WHAT YOU NEED TO DO:
State how many lines below hold the word "pred". Give that number and no other text.

━━━━━ SOURCE RECORDS ━━━━━

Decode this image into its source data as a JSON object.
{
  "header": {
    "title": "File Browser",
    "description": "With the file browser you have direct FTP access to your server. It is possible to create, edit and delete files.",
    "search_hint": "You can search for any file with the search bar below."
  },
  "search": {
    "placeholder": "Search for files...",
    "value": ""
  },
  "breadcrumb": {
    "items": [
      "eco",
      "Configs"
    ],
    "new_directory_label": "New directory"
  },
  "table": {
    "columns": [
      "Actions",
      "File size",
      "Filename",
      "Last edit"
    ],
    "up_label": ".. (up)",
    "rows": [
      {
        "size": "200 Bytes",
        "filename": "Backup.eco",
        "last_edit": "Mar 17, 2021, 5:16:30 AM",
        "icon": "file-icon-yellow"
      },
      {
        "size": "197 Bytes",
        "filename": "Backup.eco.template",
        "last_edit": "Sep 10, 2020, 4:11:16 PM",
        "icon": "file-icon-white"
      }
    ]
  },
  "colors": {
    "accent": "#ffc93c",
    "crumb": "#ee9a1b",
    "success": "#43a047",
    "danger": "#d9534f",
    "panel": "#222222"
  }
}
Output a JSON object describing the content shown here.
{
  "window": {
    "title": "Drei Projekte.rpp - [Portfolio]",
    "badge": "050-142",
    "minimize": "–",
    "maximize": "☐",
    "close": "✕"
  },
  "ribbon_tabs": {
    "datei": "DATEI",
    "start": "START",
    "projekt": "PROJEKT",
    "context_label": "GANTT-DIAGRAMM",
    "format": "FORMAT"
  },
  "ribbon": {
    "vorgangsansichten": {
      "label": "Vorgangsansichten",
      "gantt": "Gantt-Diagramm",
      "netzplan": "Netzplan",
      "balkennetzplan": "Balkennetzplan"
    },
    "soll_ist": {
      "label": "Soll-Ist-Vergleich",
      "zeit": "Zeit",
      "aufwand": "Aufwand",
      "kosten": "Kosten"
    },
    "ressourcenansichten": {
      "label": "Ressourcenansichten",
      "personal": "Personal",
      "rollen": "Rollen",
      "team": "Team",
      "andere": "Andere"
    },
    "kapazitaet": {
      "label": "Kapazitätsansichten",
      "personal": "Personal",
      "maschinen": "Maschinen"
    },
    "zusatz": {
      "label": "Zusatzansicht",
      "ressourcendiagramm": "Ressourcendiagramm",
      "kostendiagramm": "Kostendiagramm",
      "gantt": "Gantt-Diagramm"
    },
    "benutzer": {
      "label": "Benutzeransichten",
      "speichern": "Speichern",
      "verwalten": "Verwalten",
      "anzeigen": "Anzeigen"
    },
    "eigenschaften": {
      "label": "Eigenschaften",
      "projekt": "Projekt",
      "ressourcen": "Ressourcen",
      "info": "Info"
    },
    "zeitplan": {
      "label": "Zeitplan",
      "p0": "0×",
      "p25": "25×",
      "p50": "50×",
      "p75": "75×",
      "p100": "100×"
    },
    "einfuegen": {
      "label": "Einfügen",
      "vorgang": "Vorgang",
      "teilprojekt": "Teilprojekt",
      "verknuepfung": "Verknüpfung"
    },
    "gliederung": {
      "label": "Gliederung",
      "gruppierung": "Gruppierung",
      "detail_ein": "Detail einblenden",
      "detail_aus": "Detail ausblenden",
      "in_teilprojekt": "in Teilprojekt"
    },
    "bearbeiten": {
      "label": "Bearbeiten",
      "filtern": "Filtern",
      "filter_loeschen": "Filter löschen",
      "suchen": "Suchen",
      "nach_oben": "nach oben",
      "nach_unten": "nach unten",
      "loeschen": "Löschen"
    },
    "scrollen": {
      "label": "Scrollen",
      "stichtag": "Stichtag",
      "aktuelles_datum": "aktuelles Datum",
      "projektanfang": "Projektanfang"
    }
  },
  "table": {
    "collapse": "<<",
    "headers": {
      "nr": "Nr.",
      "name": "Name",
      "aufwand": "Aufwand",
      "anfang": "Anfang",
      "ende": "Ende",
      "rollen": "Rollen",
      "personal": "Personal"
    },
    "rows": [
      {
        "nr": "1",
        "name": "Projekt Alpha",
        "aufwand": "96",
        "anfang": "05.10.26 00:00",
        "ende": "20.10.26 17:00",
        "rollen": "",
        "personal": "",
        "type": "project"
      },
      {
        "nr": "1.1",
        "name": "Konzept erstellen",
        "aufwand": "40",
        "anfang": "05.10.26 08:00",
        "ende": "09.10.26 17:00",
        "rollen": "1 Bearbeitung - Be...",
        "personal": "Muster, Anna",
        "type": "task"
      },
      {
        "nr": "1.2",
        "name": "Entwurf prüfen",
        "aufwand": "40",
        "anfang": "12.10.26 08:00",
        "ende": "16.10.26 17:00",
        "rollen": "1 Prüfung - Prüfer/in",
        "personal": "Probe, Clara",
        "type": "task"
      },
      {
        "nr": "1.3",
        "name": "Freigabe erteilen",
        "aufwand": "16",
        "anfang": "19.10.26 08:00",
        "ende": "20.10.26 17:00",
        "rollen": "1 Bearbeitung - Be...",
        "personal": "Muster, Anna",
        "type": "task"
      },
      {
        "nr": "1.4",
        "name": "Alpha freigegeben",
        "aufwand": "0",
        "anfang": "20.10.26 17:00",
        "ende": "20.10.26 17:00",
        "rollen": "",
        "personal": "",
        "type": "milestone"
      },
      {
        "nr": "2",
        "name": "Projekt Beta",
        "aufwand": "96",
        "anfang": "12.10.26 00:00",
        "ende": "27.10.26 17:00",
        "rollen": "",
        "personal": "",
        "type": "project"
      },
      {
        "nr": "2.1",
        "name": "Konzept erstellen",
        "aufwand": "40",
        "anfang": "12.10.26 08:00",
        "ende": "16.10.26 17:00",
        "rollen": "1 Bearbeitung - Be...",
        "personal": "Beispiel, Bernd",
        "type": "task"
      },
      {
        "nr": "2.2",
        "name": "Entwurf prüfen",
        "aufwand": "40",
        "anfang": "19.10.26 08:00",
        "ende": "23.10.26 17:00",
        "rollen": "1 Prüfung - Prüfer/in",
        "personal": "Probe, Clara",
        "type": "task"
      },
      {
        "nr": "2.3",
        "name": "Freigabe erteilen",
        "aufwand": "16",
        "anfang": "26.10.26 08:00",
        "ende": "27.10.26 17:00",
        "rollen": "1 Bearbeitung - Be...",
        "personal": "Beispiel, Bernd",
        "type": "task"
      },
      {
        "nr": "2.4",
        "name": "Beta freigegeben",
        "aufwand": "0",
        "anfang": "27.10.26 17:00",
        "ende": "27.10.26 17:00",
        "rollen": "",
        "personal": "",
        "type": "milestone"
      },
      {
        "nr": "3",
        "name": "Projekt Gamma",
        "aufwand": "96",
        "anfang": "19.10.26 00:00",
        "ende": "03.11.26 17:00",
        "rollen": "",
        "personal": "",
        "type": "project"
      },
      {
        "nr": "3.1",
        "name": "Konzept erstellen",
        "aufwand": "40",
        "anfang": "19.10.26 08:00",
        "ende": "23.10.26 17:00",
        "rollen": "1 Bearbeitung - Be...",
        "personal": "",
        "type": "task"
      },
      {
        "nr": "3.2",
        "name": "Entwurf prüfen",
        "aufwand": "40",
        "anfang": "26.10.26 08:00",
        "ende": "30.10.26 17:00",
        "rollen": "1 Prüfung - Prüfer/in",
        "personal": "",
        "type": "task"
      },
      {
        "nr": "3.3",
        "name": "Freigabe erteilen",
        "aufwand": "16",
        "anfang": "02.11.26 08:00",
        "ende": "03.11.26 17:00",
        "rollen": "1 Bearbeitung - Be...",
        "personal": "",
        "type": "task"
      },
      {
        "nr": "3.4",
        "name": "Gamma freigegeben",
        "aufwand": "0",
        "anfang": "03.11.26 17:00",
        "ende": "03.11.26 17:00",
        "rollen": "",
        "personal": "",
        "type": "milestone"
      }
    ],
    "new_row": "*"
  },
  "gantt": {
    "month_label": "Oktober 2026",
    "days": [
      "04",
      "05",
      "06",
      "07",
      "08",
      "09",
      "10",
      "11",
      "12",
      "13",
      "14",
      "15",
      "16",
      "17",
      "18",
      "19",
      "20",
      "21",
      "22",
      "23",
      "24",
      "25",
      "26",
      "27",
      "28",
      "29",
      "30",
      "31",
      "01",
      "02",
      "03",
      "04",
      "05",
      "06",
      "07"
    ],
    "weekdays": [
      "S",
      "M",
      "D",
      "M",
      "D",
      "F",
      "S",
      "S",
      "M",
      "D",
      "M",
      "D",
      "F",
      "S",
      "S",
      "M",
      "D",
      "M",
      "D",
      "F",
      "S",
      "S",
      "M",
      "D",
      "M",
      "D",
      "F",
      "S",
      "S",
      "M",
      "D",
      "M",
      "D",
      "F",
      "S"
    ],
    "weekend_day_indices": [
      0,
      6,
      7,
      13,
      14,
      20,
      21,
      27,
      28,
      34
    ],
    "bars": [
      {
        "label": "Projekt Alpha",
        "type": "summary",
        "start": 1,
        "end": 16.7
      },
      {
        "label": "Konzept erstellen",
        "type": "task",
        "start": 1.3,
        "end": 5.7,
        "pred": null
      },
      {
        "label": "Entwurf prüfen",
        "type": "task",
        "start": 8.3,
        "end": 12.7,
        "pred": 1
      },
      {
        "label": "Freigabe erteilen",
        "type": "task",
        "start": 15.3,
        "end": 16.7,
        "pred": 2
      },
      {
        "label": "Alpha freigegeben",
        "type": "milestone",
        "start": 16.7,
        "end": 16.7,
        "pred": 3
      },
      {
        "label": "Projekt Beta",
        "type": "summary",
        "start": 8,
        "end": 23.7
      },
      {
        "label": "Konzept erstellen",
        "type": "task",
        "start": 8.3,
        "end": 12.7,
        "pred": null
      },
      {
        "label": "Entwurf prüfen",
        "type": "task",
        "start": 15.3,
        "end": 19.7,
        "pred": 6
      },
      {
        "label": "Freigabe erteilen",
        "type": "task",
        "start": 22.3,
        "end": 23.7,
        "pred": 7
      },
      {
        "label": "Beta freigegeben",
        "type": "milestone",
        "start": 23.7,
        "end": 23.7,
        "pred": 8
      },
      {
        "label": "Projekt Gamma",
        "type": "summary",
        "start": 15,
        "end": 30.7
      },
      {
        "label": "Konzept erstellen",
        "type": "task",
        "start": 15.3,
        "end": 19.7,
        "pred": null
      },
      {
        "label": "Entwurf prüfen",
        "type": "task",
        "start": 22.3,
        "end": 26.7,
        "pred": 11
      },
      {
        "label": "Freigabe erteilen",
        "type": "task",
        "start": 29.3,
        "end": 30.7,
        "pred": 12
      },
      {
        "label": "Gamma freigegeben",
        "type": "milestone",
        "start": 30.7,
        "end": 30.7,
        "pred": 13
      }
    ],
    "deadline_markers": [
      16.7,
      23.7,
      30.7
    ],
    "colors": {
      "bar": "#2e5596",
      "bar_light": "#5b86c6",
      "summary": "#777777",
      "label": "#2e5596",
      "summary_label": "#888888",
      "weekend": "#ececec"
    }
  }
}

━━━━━

REPLY:
12